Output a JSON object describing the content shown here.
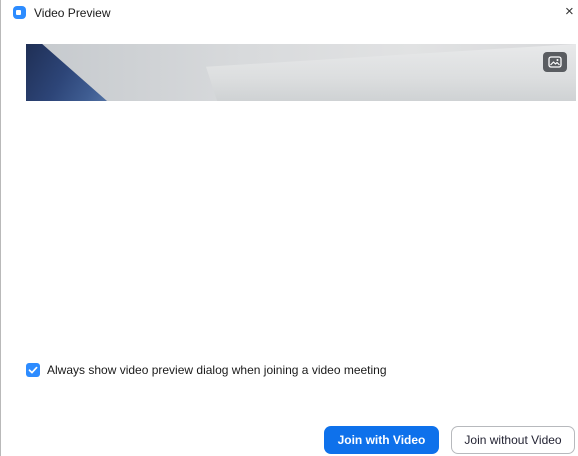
{
  "window": {
    "title": "Video Preview",
    "close_glyph": "×",
    "app_icon": "zoom-camera-icon"
  },
  "preview": {
    "corner_icon": "background-picture-icon"
  },
  "options": {
    "always_show_label": "Always show video preview dialog when joining a video meeting",
    "always_show_checked": true
  },
  "actions": {
    "join_with_video": "Join with Video",
    "join_without_video": "Join without Video"
  },
  "colors": {
    "accent": "#0e71eb",
    "checkbox": "#2d8cff"
  }
}
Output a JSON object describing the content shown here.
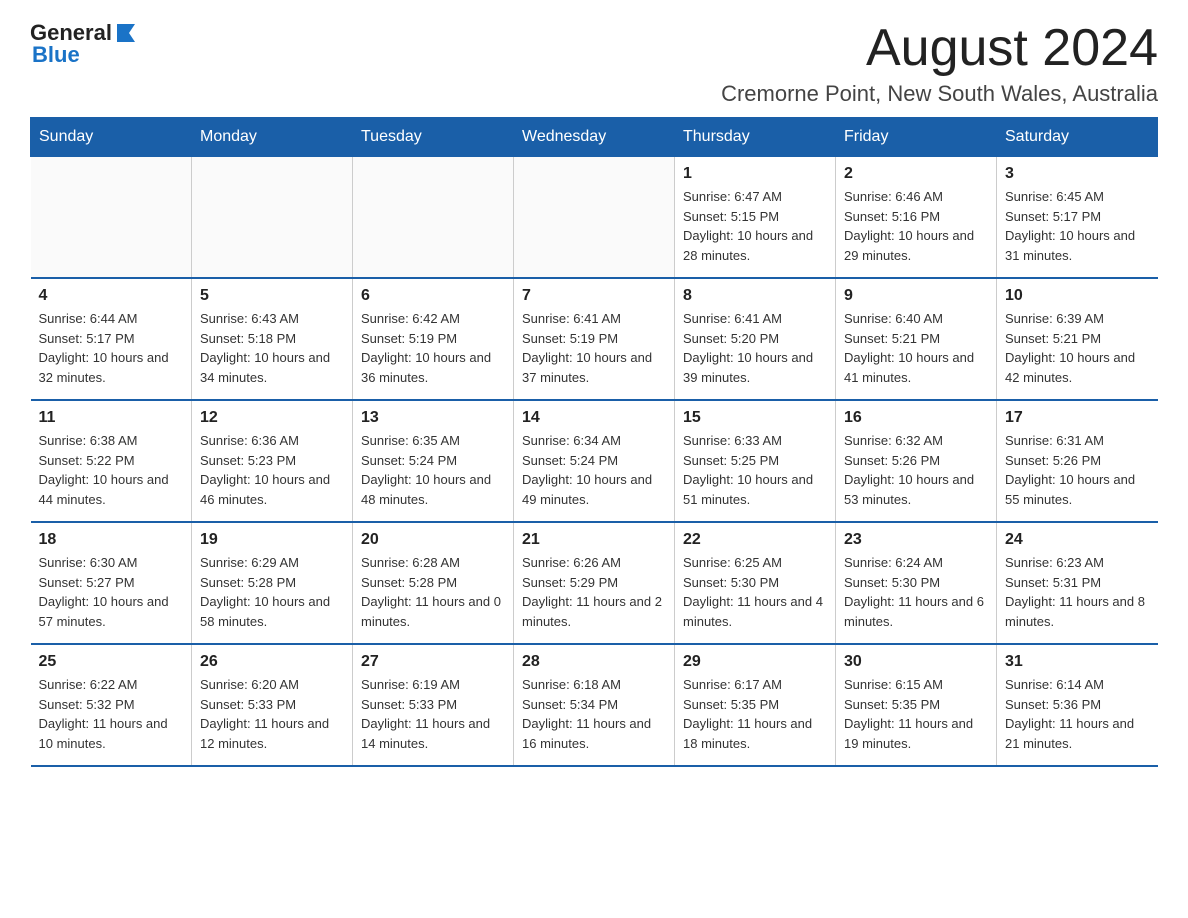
{
  "header": {
    "logo_general": "General",
    "logo_blue": "Blue",
    "title": "August 2024",
    "subtitle": "Cremorne Point, New South Wales, Australia"
  },
  "columns": [
    "Sunday",
    "Monday",
    "Tuesday",
    "Wednesday",
    "Thursday",
    "Friday",
    "Saturday"
  ],
  "weeks": [
    [
      {
        "day": "",
        "info": ""
      },
      {
        "day": "",
        "info": ""
      },
      {
        "day": "",
        "info": ""
      },
      {
        "day": "",
        "info": ""
      },
      {
        "day": "1",
        "info": "Sunrise: 6:47 AM\nSunset: 5:15 PM\nDaylight: 10 hours and 28 minutes."
      },
      {
        "day": "2",
        "info": "Sunrise: 6:46 AM\nSunset: 5:16 PM\nDaylight: 10 hours and 29 minutes."
      },
      {
        "day": "3",
        "info": "Sunrise: 6:45 AM\nSunset: 5:17 PM\nDaylight: 10 hours and 31 minutes."
      }
    ],
    [
      {
        "day": "4",
        "info": "Sunrise: 6:44 AM\nSunset: 5:17 PM\nDaylight: 10 hours and 32 minutes."
      },
      {
        "day": "5",
        "info": "Sunrise: 6:43 AM\nSunset: 5:18 PM\nDaylight: 10 hours and 34 minutes."
      },
      {
        "day": "6",
        "info": "Sunrise: 6:42 AM\nSunset: 5:19 PM\nDaylight: 10 hours and 36 minutes."
      },
      {
        "day": "7",
        "info": "Sunrise: 6:41 AM\nSunset: 5:19 PM\nDaylight: 10 hours and 37 minutes."
      },
      {
        "day": "8",
        "info": "Sunrise: 6:41 AM\nSunset: 5:20 PM\nDaylight: 10 hours and 39 minutes."
      },
      {
        "day": "9",
        "info": "Sunrise: 6:40 AM\nSunset: 5:21 PM\nDaylight: 10 hours and 41 minutes."
      },
      {
        "day": "10",
        "info": "Sunrise: 6:39 AM\nSunset: 5:21 PM\nDaylight: 10 hours and 42 minutes."
      }
    ],
    [
      {
        "day": "11",
        "info": "Sunrise: 6:38 AM\nSunset: 5:22 PM\nDaylight: 10 hours and 44 minutes."
      },
      {
        "day": "12",
        "info": "Sunrise: 6:36 AM\nSunset: 5:23 PM\nDaylight: 10 hours and 46 minutes."
      },
      {
        "day": "13",
        "info": "Sunrise: 6:35 AM\nSunset: 5:24 PM\nDaylight: 10 hours and 48 minutes."
      },
      {
        "day": "14",
        "info": "Sunrise: 6:34 AM\nSunset: 5:24 PM\nDaylight: 10 hours and 49 minutes."
      },
      {
        "day": "15",
        "info": "Sunrise: 6:33 AM\nSunset: 5:25 PM\nDaylight: 10 hours and 51 minutes."
      },
      {
        "day": "16",
        "info": "Sunrise: 6:32 AM\nSunset: 5:26 PM\nDaylight: 10 hours and 53 minutes."
      },
      {
        "day": "17",
        "info": "Sunrise: 6:31 AM\nSunset: 5:26 PM\nDaylight: 10 hours and 55 minutes."
      }
    ],
    [
      {
        "day": "18",
        "info": "Sunrise: 6:30 AM\nSunset: 5:27 PM\nDaylight: 10 hours and 57 minutes."
      },
      {
        "day": "19",
        "info": "Sunrise: 6:29 AM\nSunset: 5:28 PM\nDaylight: 10 hours and 58 minutes."
      },
      {
        "day": "20",
        "info": "Sunrise: 6:28 AM\nSunset: 5:28 PM\nDaylight: 11 hours and 0 minutes."
      },
      {
        "day": "21",
        "info": "Sunrise: 6:26 AM\nSunset: 5:29 PM\nDaylight: 11 hours and 2 minutes."
      },
      {
        "day": "22",
        "info": "Sunrise: 6:25 AM\nSunset: 5:30 PM\nDaylight: 11 hours and 4 minutes."
      },
      {
        "day": "23",
        "info": "Sunrise: 6:24 AM\nSunset: 5:30 PM\nDaylight: 11 hours and 6 minutes."
      },
      {
        "day": "24",
        "info": "Sunrise: 6:23 AM\nSunset: 5:31 PM\nDaylight: 11 hours and 8 minutes."
      }
    ],
    [
      {
        "day": "25",
        "info": "Sunrise: 6:22 AM\nSunset: 5:32 PM\nDaylight: 11 hours and 10 minutes."
      },
      {
        "day": "26",
        "info": "Sunrise: 6:20 AM\nSunset: 5:33 PM\nDaylight: 11 hours and 12 minutes."
      },
      {
        "day": "27",
        "info": "Sunrise: 6:19 AM\nSunset: 5:33 PM\nDaylight: 11 hours and 14 minutes."
      },
      {
        "day": "28",
        "info": "Sunrise: 6:18 AM\nSunset: 5:34 PM\nDaylight: 11 hours and 16 minutes."
      },
      {
        "day": "29",
        "info": "Sunrise: 6:17 AM\nSunset: 5:35 PM\nDaylight: 11 hours and 18 minutes."
      },
      {
        "day": "30",
        "info": "Sunrise: 6:15 AM\nSunset: 5:35 PM\nDaylight: 11 hours and 19 minutes."
      },
      {
        "day": "31",
        "info": "Sunrise: 6:14 AM\nSunset: 5:36 PM\nDaylight: 11 hours and 21 minutes."
      }
    ]
  ]
}
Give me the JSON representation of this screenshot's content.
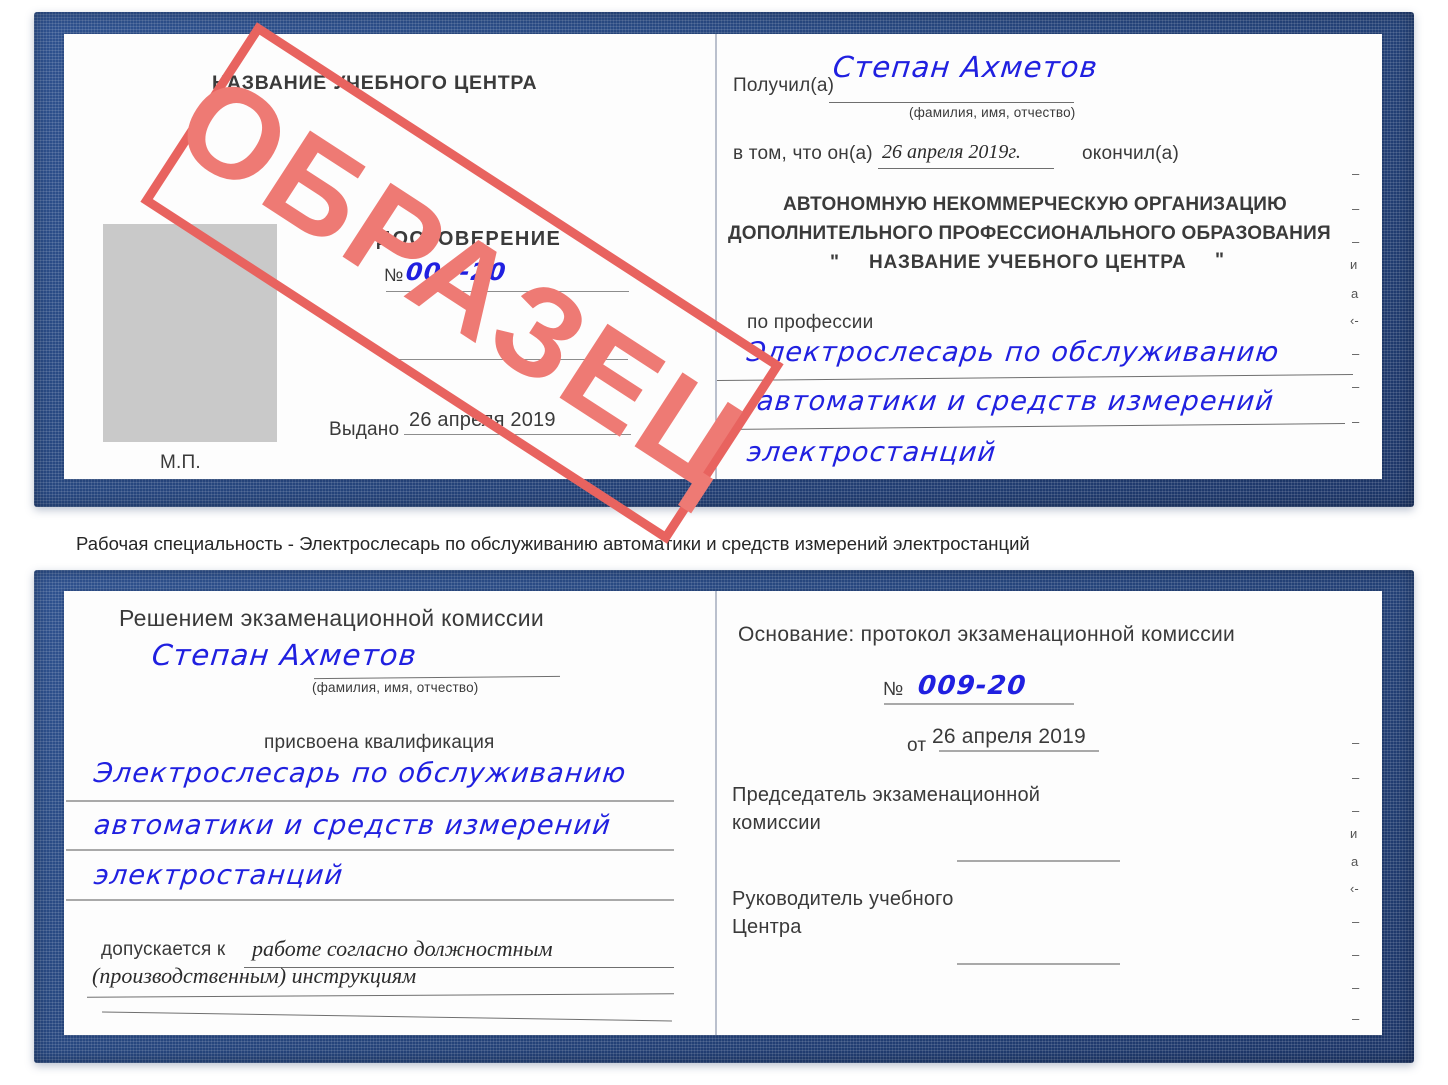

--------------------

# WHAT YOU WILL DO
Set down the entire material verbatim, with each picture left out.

# TASK RESULT
Output a JSON object describing the content shown here.
{
  "window": {
    "title": "Video Preview",
    "close_glyph": "×",
    "app_icon": "zoom-camera-icon"
  },
  "preview": {
    "corner_icon": "background-picture-icon"
  },
  "options": {
    "always_show_label": "Always show video preview dialog when joining a video meeting",
    "always_show_checked": true
  },
  "actions": {
    "join_with_video": "Join with Video",
    "join_without_video": "Join without Video"
  },
  "colors": {
    "accent": "#0e71eb",
    "checkbox": "#2d8cff"
  }
}
Output a JSON object describing the content shown here.
{
  "header": {
    "logo_general": "General",
    "logo_blue": "Blue",
    "title": "August 2024",
    "subtitle": "Cremorne Point, New South Wales, Australia"
  },
  "columns": [
    "Sunday",
    "Monday",
    "Tuesday",
    "Wednesday",
    "Thursday",
    "Friday",
    "Saturday"
  ],
  "weeks": [
    [
      {
        "day": "",
        "info": ""
      },
      {
        "day": "",
        "info": ""
      },
      {
        "day": "",
        "info": ""
      },
      {
        "day": "",
        "info": ""
      },
      {
        "day": "1",
        "info": "Sunrise: 6:47 AM\nSunset: 5:15 PM\nDaylight: 10 hours and 28 minutes."
      },
      {
        "day": "2",
        "info": "Sunrise: 6:46 AM\nSunset: 5:16 PM\nDaylight: 10 hours and 29 minutes."
      },
      {
        "day": "3",
        "info": "Sunrise: 6:45 AM\nSunset: 5:17 PM\nDaylight: 10 hours and 31 minutes."
      }
    ],
    [
      {
        "day": "4",
        "info": "Sunrise: 6:44 AM\nSunset: 5:17 PM\nDaylight: 10 hours and 32 minutes."
      },
      {
        "day": "5",
        "info": "Sunrise: 6:43 AM\nSunset: 5:18 PM\nDaylight: 10 hours and 34 minutes."
      },
      {
        "day": "6",
        "info": "Sunrise: 6:42 AM\nSunset: 5:19 PM\nDaylight: 10 hours and 36 minutes."
      },
      {
        "day": "7",
        "info": "Sunrise: 6:41 AM\nSunset: 5:19 PM\nDaylight: 10 hours and 37 minutes."
      },
      {
        "day": "8",
        "info": "Sunrise: 6:41 AM\nSunset: 5:20 PM\nDaylight: 10 hours and 39 minutes."
      },
      {
        "day": "9",
        "info": "Sunrise: 6:40 AM\nSunset: 5:21 PM\nDaylight: 10 hours and 41 minutes."
      },
      {
        "day": "10",
        "info": "Sunrise: 6:39 AM\nSunset: 5:21 PM\nDaylight: 10 hours and 42 minutes."
      }
    ],
    [
      {
        "day": "11",
        "info": "Sunrise: 6:38 AM\nSunset: 5:22 PM\nDaylight: 10 hours and 44 minutes."
      },
      {
        "day": "12",
        "info": "Sunrise: 6:36 AM\nSunset: 5:23 PM\nDaylight: 10 hours and 46 minutes."
      },
      {
        "day": "13",
        "info": "Sunrise: 6:35 AM\nSunset: 5:24 PM\nDaylight: 10 hours and 48 minutes."
      },
      {
        "day": "14",
        "info": "Sunrise: 6:34 AM\nSunset: 5:24 PM\nDaylight: 10 hours and 49 minutes."
      },
      {
        "day": "15",
        "info": "Sunrise: 6:33 AM\nSunset: 5:25 PM\nDaylight: 10 hours and 51 minutes."
      },
      {
        "day": "16",
        "info": "Sunrise: 6:32 AM\nSunset: 5:26 PM\nDaylight: 10 hours and 53 minutes."
      },
      {
        "day": "17",
        "info": "Sunrise: 6:31 AM\nSunset: 5:26 PM\nDaylight: 10 hours and 55 minutes."
      }
    ],
    [
      {
        "day": "18",
        "info": "Sunrise: 6:30 AM\nSunset: 5:27 PM\nDaylight: 10 hours and 57 minutes."
      },
      {
        "day": "19",
        "info": "Sunrise: 6:29 AM\nSunset: 5:28 PM\nDaylight: 10 hours and 58 minutes."
      },
      {
        "day": "20",
        "info": "Sunrise: 6:28 AM\nSunset: 5:28 PM\nDaylight: 11 hours and 0 minutes."
      },
      {
        "day": "21",
        "info": "Sunrise: 6:26 AM\nSunset: 5:29 PM\nDaylight: 11 hours and 2 minutes."
      },
      {
        "day": "22",
        "info": "Sunrise: 6:25 AM\nSunset: 5:30 PM\nDaylight: 11 hours and 4 minutes."
      },
      {
        "day": "23",
        "info": "Sunrise: 6:24 AM\nSunset: 5:30 PM\nDaylight: 11 hours and 6 minutes."
      },
      {
        "day": "24",
        "info": "Sunrise: 6:23 AM\nSunset: 5:31 PM\nDaylight: 11 hours and 8 minutes."
      }
    ],
    [
      {
        "day": "25",
        "info": "Sunrise: 6:22 AM\nSunset: 5:32 PM\nDaylight: 11 hours and 10 minutes."
      },
      {
        "day": "26",
        "info": "Sunrise: 6:20 AM\nSunset: 5:33 PM\nDaylight: 11 hours and 12 minutes."
      },
      {
        "day": "27",
        "info": "Sunrise: 6:19 AM\nSunset: 5:33 PM\nDaylight: 11 hours and 14 minutes."
      },
      {
        "day": "28",
        "info": "Sunrise: 6:18 AM\nSunset: 5:34 PM\nDaylight: 11 hours and 16 minutes."
      },
      {
        "day": "29",
        "info": "Sunrise: 6:17 AM\nSunset: 5:35 PM\nDaylight: 11 hours and 18 minutes."
      },
      {
        "day": "30",
        "info": "Sunrise: 6:15 AM\nSunset: 5:35 PM\nDaylight: 11 hours and 19 minutes."
      },
      {
        "day": "31",
        "info": "Sunrise: 6:14 AM\nSunset: 5:36 PM\nDaylight: 11 hours and 21 minutes."
      }
    ]
  ]
}
Give me the JSON representation of this screenshot's content.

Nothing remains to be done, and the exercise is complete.